◆ **THE RECORDS**
»»

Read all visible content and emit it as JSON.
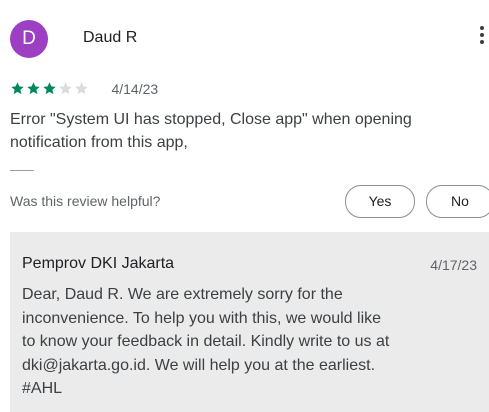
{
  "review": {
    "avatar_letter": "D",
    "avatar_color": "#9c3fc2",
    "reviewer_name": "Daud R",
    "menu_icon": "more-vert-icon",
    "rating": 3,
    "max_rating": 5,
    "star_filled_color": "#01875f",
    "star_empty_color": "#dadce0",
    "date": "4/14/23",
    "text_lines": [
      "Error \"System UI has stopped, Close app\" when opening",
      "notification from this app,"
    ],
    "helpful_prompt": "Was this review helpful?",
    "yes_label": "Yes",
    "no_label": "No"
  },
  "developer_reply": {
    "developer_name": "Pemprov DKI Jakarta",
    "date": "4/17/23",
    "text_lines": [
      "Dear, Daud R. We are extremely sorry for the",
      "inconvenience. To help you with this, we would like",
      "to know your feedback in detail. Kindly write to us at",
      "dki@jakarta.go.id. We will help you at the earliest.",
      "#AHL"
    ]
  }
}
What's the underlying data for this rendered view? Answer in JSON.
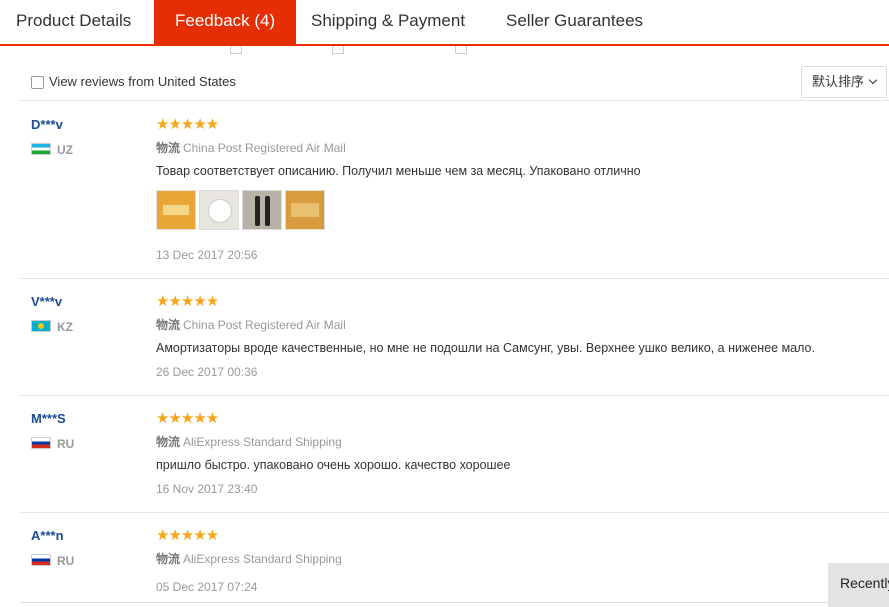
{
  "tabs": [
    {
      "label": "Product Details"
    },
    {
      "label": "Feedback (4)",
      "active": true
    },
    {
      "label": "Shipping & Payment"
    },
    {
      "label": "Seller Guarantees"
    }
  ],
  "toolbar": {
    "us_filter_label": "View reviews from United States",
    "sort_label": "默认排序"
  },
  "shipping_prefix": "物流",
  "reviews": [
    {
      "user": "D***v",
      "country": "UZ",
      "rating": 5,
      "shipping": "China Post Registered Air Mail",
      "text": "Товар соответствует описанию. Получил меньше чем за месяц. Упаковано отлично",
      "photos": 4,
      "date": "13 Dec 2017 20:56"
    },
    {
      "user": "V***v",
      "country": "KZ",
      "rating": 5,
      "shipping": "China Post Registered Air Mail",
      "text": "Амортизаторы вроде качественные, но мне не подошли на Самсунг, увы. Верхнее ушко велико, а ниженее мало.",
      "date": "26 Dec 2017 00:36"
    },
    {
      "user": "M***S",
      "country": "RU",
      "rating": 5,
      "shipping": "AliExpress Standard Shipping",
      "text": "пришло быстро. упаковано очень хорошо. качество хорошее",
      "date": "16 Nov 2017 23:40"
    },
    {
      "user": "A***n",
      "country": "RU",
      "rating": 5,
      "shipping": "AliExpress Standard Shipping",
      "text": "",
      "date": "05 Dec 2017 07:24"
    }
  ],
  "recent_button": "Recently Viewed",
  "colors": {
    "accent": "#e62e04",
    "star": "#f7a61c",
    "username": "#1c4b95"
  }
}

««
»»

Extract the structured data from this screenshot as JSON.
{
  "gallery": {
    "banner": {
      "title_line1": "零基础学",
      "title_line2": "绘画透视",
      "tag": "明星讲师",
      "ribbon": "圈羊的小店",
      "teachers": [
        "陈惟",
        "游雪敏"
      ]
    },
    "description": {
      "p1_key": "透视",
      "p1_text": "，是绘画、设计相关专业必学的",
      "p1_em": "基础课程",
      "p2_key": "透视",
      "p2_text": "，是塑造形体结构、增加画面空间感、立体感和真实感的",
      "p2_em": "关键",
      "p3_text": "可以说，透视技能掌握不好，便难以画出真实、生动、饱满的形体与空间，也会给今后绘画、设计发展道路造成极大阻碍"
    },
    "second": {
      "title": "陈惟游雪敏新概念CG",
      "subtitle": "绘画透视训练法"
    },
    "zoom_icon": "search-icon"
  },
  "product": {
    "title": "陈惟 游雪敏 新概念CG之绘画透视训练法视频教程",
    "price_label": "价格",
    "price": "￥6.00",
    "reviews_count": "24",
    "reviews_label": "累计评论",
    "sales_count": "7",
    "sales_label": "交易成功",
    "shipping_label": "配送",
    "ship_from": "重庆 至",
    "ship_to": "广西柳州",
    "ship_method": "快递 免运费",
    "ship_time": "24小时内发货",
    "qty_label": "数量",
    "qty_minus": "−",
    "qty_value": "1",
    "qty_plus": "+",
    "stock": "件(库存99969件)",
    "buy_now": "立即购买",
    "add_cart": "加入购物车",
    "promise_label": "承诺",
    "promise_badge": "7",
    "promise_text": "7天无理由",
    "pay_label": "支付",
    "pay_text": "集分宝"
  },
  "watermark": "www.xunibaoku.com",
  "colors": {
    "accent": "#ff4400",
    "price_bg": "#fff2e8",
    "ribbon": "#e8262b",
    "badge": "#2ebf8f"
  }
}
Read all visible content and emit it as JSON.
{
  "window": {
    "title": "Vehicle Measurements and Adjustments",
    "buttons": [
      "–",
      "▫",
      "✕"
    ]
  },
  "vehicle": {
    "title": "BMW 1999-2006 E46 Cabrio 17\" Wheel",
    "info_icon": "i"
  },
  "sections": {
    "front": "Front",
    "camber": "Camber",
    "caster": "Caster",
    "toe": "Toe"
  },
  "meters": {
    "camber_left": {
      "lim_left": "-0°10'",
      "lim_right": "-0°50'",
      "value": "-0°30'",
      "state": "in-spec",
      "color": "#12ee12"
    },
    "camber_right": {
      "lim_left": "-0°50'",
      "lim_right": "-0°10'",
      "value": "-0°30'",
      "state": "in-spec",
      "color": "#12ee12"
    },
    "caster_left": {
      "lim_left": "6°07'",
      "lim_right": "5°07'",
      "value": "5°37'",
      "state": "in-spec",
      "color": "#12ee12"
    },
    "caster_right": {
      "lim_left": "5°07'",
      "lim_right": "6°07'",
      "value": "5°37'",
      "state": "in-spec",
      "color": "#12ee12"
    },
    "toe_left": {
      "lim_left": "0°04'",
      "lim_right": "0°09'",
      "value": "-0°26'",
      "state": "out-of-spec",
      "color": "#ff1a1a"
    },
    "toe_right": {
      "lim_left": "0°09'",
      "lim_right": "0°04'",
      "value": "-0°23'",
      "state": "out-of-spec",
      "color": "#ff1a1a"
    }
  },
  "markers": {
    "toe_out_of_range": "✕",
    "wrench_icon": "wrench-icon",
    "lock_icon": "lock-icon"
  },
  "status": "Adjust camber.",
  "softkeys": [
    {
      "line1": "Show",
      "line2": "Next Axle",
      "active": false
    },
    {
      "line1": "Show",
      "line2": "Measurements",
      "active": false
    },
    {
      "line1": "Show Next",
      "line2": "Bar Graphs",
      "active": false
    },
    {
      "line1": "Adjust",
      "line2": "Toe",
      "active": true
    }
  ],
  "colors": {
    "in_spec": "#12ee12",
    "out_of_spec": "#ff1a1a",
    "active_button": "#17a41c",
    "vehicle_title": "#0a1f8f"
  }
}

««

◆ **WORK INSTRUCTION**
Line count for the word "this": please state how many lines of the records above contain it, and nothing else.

◆ **THE COMPLETED TASK**
5